I debated between giving this 3 or 4 stars on Amazon, and decided to be generous because the writing is captivating and the science is impressive. I might have given it 5 stars if not for the frequent and sudden shifts in timelines to stories with all new characters and plots with no connection made between them. The shift to a fantasy like environment with a dragon-slaying princess threw me at first and I see from other reviews here, I wasn’t alone. If you pick up this book, I encourage you not to throw it across the room when you get to this chapter and trust that the author hasn’t lost his mind. He soon pulls you back into a science-based story.
Eventually (and I do mean eventually), I started to see how the earlier timeline must have given birth to the later ones, but it was a struggle to see how they were all connected until the very end, which resulted in another issue for me … the ending felt very abrupt and unsatisfying due to so many unresolved questions–an obvious ploy to get the reader to purchase the next book. I prefer stand-alone novels, and this isn’t one of them.
What I enjoyed most in this book were the deeply philosophical discussions about God, religion and man. I definitely recommend this book for those who question authority and religious dogma. However, readers who are firmly ensconced in their faith may find this book offensive because the main character is an atheist and the religious characters are portrayed as scheming duplicitous murderers.
I also recommend this book to lovers of hard science fiction. The author bases his extrapolations on sound knowledge and at times goes in deep. Those who find the science challenging may find themselves skimming over those parts to get back to the plot.

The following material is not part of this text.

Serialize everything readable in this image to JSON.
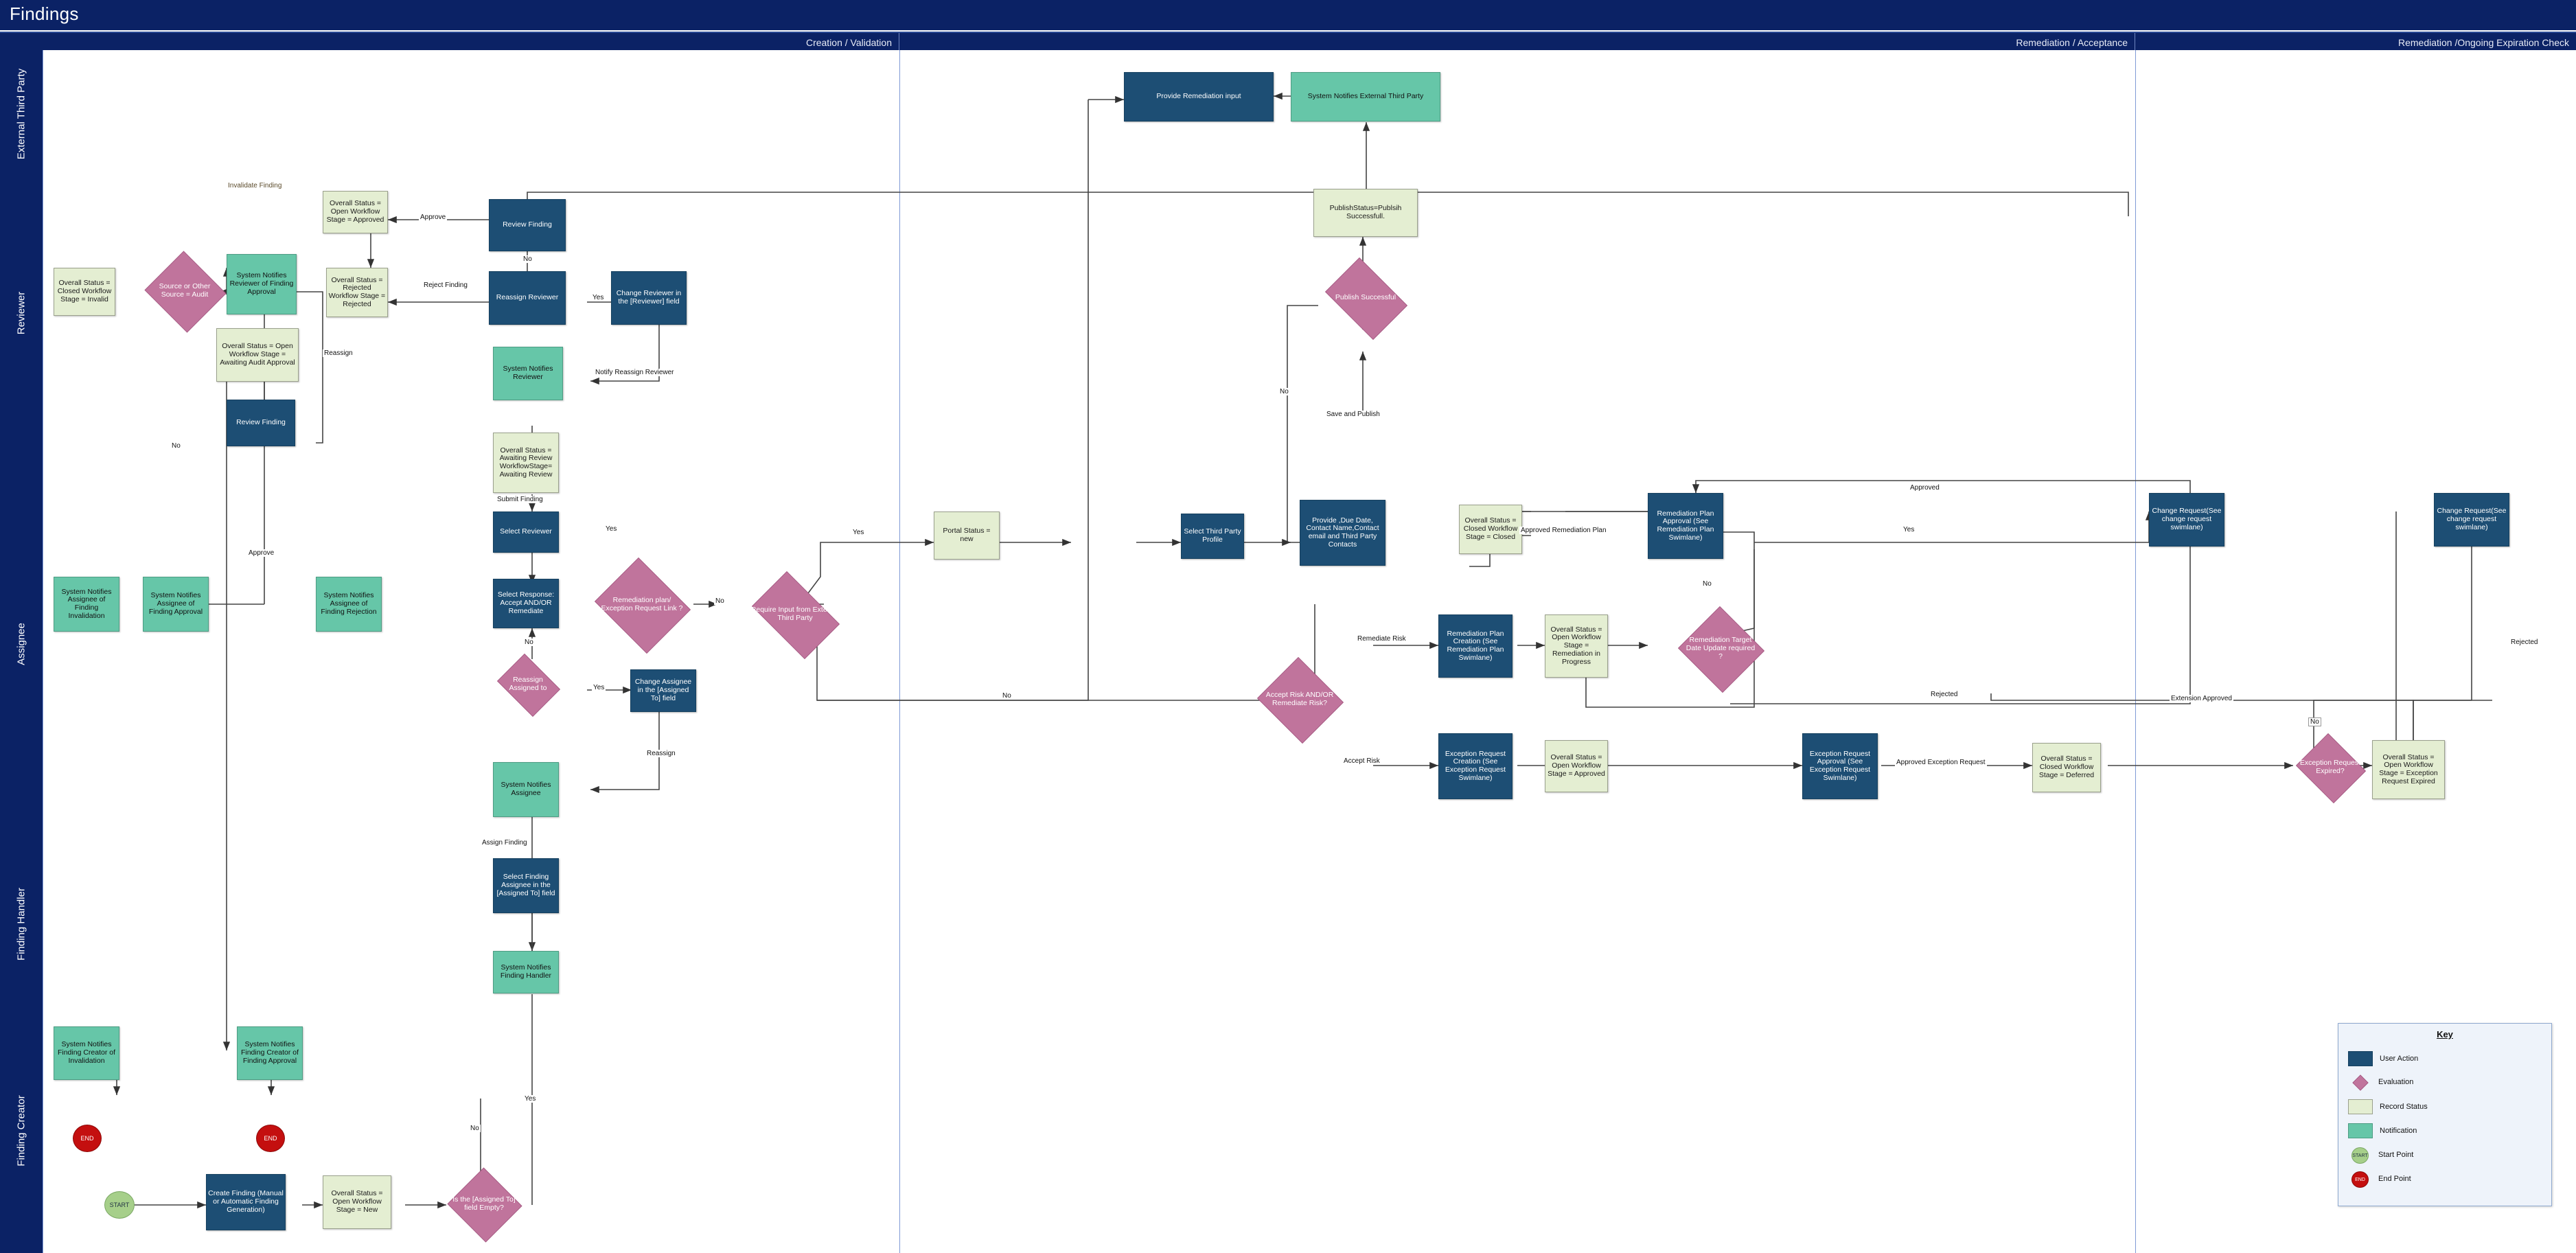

Having said all that, I found Book 1 intriguing enough to get Book 2. So, I must give kudos to Anlee for pulling me into his world.